Top of ENTRIES PROVIDED

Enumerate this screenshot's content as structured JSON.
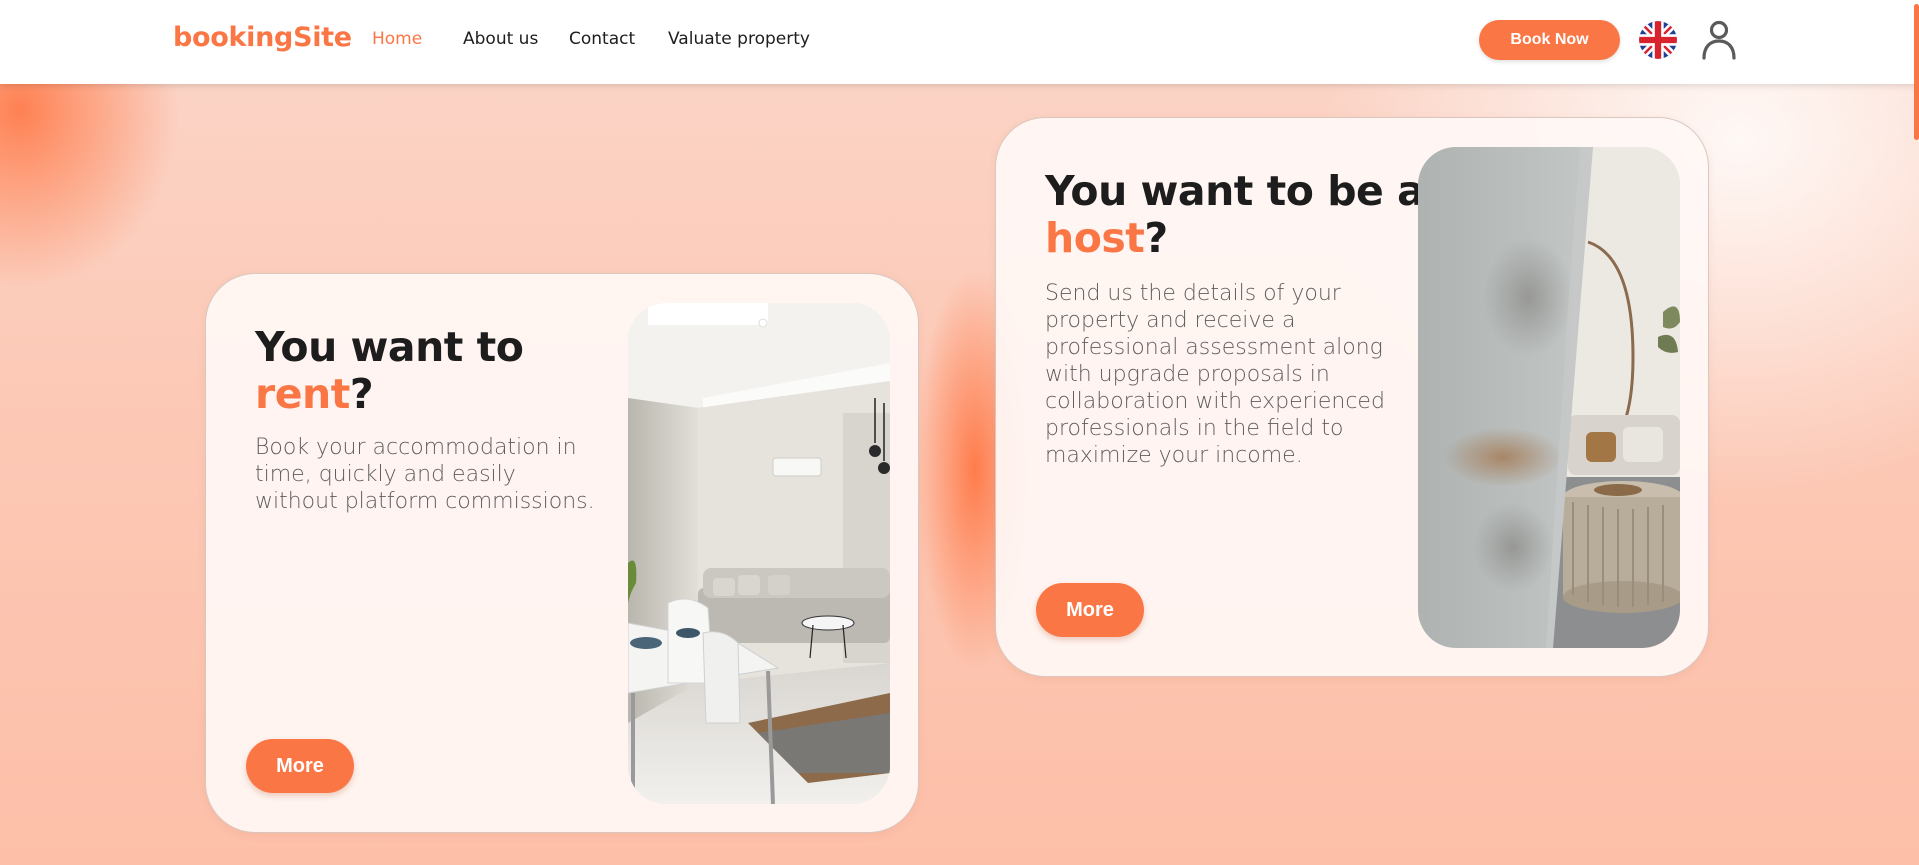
{
  "header": {
    "logo": "bookingSite",
    "nav": [
      {
        "label": "Home",
        "active": true
      },
      {
        "label": "About us",
        "active": false
      },
      {
        "label": "Contact",
        "active": false
      },
      {
        "label": "Valuate property",
        "active": false
      }
    ],
    "book_button": "Book Now",
    "language_icon": "uk-flag-icon",
    "profile_icon": "user-icon"
  },
  "cards": {
    "rent": {
      "title_prefix": "You want to",
      "title_accent": "rent",
      "title_suffix": "?",
      "text": "Book your accommodation in time, quickly and easily without platform commissions.",
      "button": "More",
      "image": "living-room-photo"
    },
    "host": {
      "title_prefix": "You want to be a",
      "title_accent": "host",
      "title_suffix": "?",
      "text": "Send us the details of your property and receive a professional assessment along with upgrade proposals in collaboration with experienced professionals in the field to maximize your income.",
      "button": "More",
      "image": "interior-pouf-photo"
    }
  },
  "colors": {
    "accent": "#fb7645",
    "text_dark": "#1d1d1d",
    "text_body": "#5e5e5e",
    "background": "#fcc9b6"
  }
}
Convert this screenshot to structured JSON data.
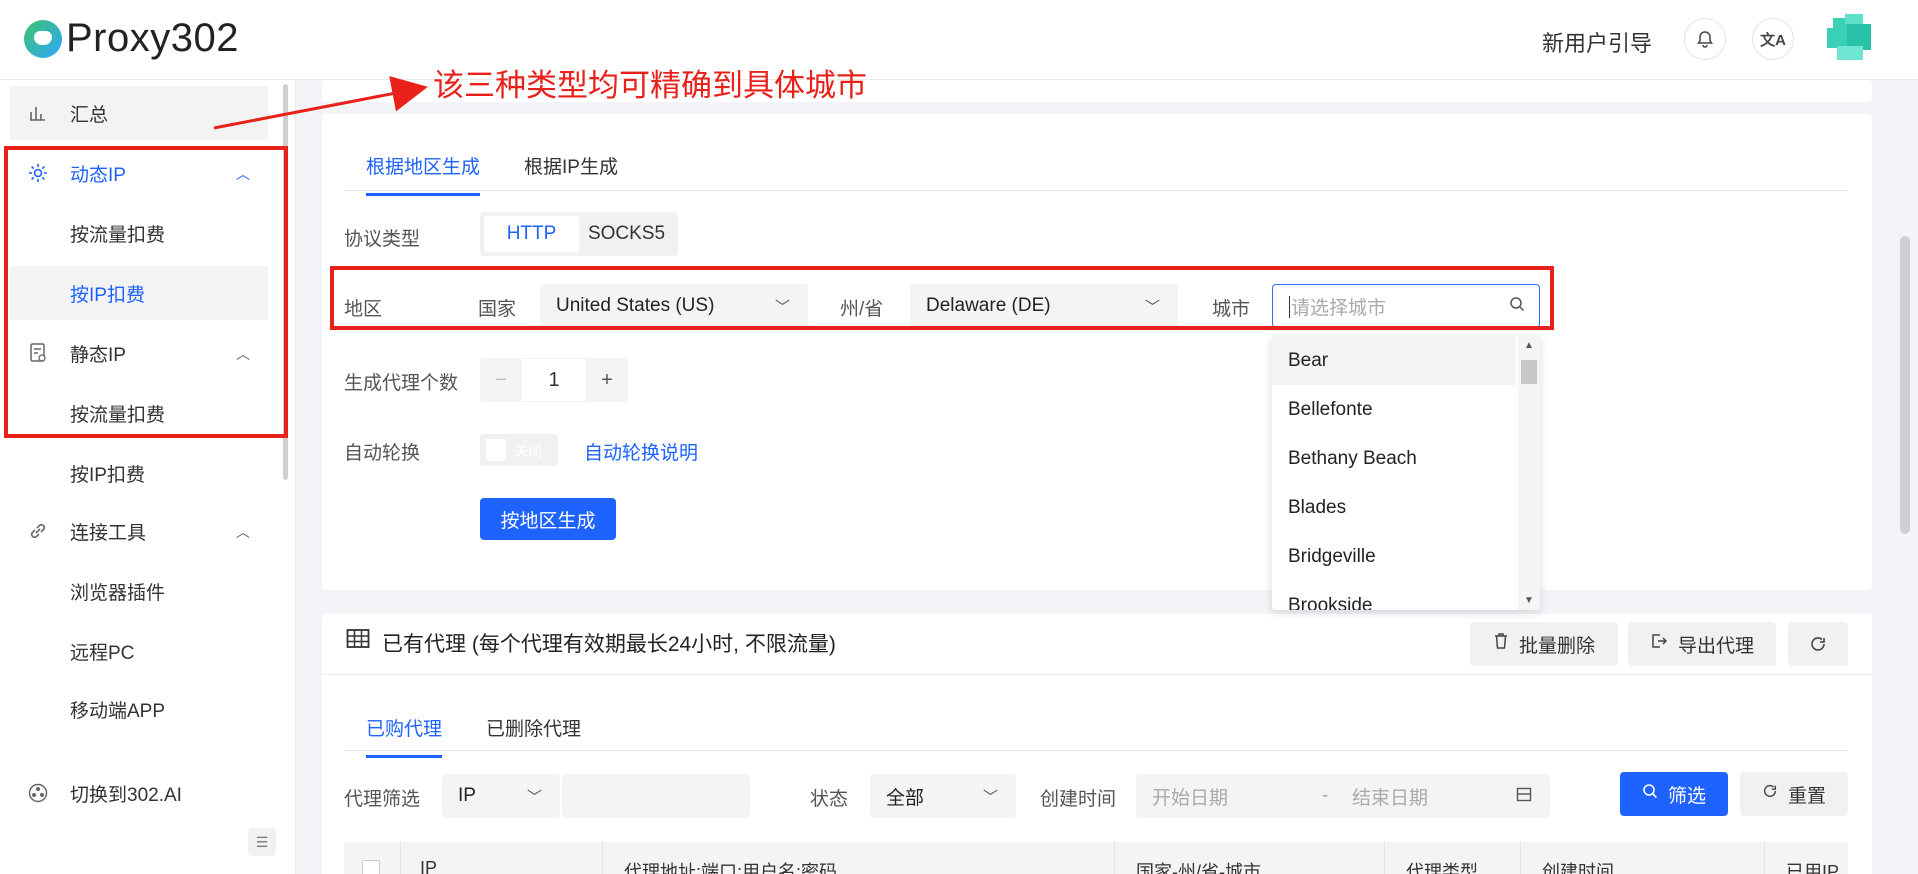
{
  "header": {
    "logo_text": "Proxy302",
    "new_user_guide": "新用户引导",
    "bell_icon": "bell-icon",
    "translate_icon": "translate-icon"
  },
  "sidebar": {
    "items": [
      {
        "label": "汇总",
        "icon": "bar-chart-icon"
      },
      {
        "label": "动态IP",
        "icon": "gear-icon"
      },
      {
        "label": "按流量扣费"
      },
      {
        "label": "按IP扣费"
      },
      {
        "label": "静态IP",
        "icon": "server-icon"
      },
      {
        "label": "按流量扣费"
      },
      {
        "label": "按IP扣费"
      },
      {
        "label": "连接工具",
        "icon": "link-icon"
      },
      {
        "label": "浏览器插件"
      },
      {
        "label": "远程PC"
      },
      {
        "label": "移动端APP"
      },
      {
        "label": "切换到302.AI",
        "icon": "switch-icon"
      }
    ]
  },
  "annotation": {
    "text": "该三种类型均可精确到具体城市",
    "color": "#e8221b"
  },
  "generator": {
    "tabs": [
      "根据地区生成",
      "根据IP生成"
    ],
    "protocol_label": "协议类型",
    "protocols": [
      "HTTP",
      "SOCKS5"
    ],
    "region_label": "地区",
    "country_label": "国家",
    "country_value": "United States (US)",
    "state_label": "州/省",
    "state_value": "Delaware (DE)",
    "city_label": "城市",
    "city_placeholder": "请选择城市",
    "count_label": "生成代理个数",
    "count_value": "1",
    "rotate_label": "自动轮换",
    "rotate_toggle_text": "关闭",
    "rotate_help_link": "自动轮换说明",
    "generate_button": "按地区生成"
  },
  "city_dropdown": {
    "options": [
      "Bear",
      "Bellefonte",
      "Bethany Beach",
      "Blades",
      "Bridgeville",
      "Brookside"
    ]
  },
  "proxies": {
    "title": "已有代理 (每个代理有效期最长24小时, 不限流量)",
    "batch_delete": "批量删除",
    "export": "导出代理",
    "tabs": [
      "已购代理",
      "已删除代理"
    ],
    "filter_label": "代理筛选",
    "filter_type": "IP",
    "status_label": "状态",
    "status_value": "全部",
    "created_label": "创建时间",
    "start_placeholder": "开始日期",
    "date_sep": "-",
    "end_placeholder": "结束日期",
    "filter_button": "筛选",
    "reset_button": "重置",
    "columns": [
      "IP",
      "代理地址:端口:用户名:密码",
      "国家-州/省-城市",
      "代理类型",
      "创建时间",
      "已用IP和"
    ]
  },
  "colors": {
    "accent": "#1e62ff",
    "annotation": "#e8221b"
  }
}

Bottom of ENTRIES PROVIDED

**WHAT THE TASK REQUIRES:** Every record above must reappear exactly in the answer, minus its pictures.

**SOLUTION BELOW:**
Enumerate this screenshot's content as structured JSON.
{
  "header": {
    "logo": "bookingSite",
    "nav": [
      {
        "label": "Home",
        "active": true
      },
      {
        "label": "About us",
        "active": false
      },
      {
        "label": "Contact",
        "active": false
      },
      {
        "label": "Valuate property",
        "active": false
      }
    ],
    "book_button": "Book Now",
    "language_icon": "uk-flag-icon",
    "profile_icon": "user-icon"
  },
  "cards": {
    "rent": {
      "title_prefix": "You want to",
      "title_accent": "rent",
      "title_suffix": "?",
      "text": "Book your accommodation in time, quickly and easily without platform commissions.",
      "button": "More",
      "image": "living-room-photo"
    },
    "host": {
      "title_prefix": "You want to be a",
      "title_accent": "host",
      "title_suffix": "?",
      "text": "Send us the details of your property and receive a professional assessment along with upgrade proposals in collaboration with experienced professionals in the field to maximize your income.",
      "button": "More",
      "image": "interior-pouf-photo"
    }
  },
  "colors": {
    "accent": "#fb7645",
    "text_dark": "#1d1d1d",
    "text_body": "#5e5e5e",
    "background": "#fcc9b6"
  }
}
Convert this screenshot to structured JSON data.
{
  "header": {
    "logo_text": "Proxy302",
    "new_user_guide": "新用户引导",
    "bell_icon": "bell-icon",
    "translate_icon": "translate-icon"
  },
  "sidebar": {
    "items": [
      {
        "label": "汇总",
        "icon": "bar-chart-icon"
      },
      {
        "label": "动态IP",
        "icon": "gear-icon"
      },
      {
        "label": "按流量扣费"
      },
      {
        "label": "按IP扣费"
      },
      {
        "label": "静态IP",
        "icon": "server-icon"
      },
      {
        "label": "按流量扣费"
      },
      {
        "label": "按IP扣费"
      },
      {
        "label": "连接工具",
        "icon": "link-icon"
      },
      {
        "label": "浏览器插件"
      },
      {
        "label": "远程PC"
      },
      {
        "label": "移动端APP"
      },
      {
        "label": "切换到302.AI",
        "icon": "switch-icon"
      }
    ]
  },
  "annotation": {
    "text": "该三种类型均可精确到具体城市",
    "color": "#e8221b"
  },
  "generator": {
    "tabs": [
      "根据地区生成",
      "根据IP生成"
    ],
    "protocol_label": "协议类型",
    "protocols": [
      "HTTP",
      "SOCKS5"
    ],
    "region_label": "地区",
    "country_label": "国家",
    "country_value": "United States (US)",
    "state_label": "州/省",
    "state_value": "Delaware (DE)",
    "city_label": "城市",
    "city_placeholder": "请选择城市",
    "count_label": "生成代理个数",
    "count_value": "1",
    "rotate_label": "自动轮换",
    "rotate_toggle_text": "关闭",
    "rotate_help_link": "自动轮换说明",
    "generate_button": "按地区生成"
  },
  "city_dropdown": {
    "options": [
      "Bear",
      "Bellefonte",
      "Bethany Beach",
      "Blades",
      "Bridgeville",
      "Brookside"
    ]
  },
  "proxies": {
    "title": "已有代理 (每个代理有效期最长24小时, 不限流量)",
    "batch_delete": "批量删除",
    "export": "导出代理",
    "tabs": [
      "已购代理",
      "已删除代理"
    ],
    "filter_label": "代理筛选",
    "filter_type": "IP",
    "status_label": "状态",
    "status_value": "全部",
    "created_label": "创建时间",
    "start_placeholder": "开始日期",
    "date_sep": "-",
    "end_placeholder": "结束日期",
    "filter_button": "筛选",
    "reset_button": "重置",
    "columns": [
      "IP",
      "代理地址:端口:用户名:密码",
      "国家-州/省-城市",
      "代理类型",
      "创建时间",
      "已用IP和"
    ]
  },
  "colors": {
    "accent": "#1e62ff",
    "annotation": "#e8221b"
  }
}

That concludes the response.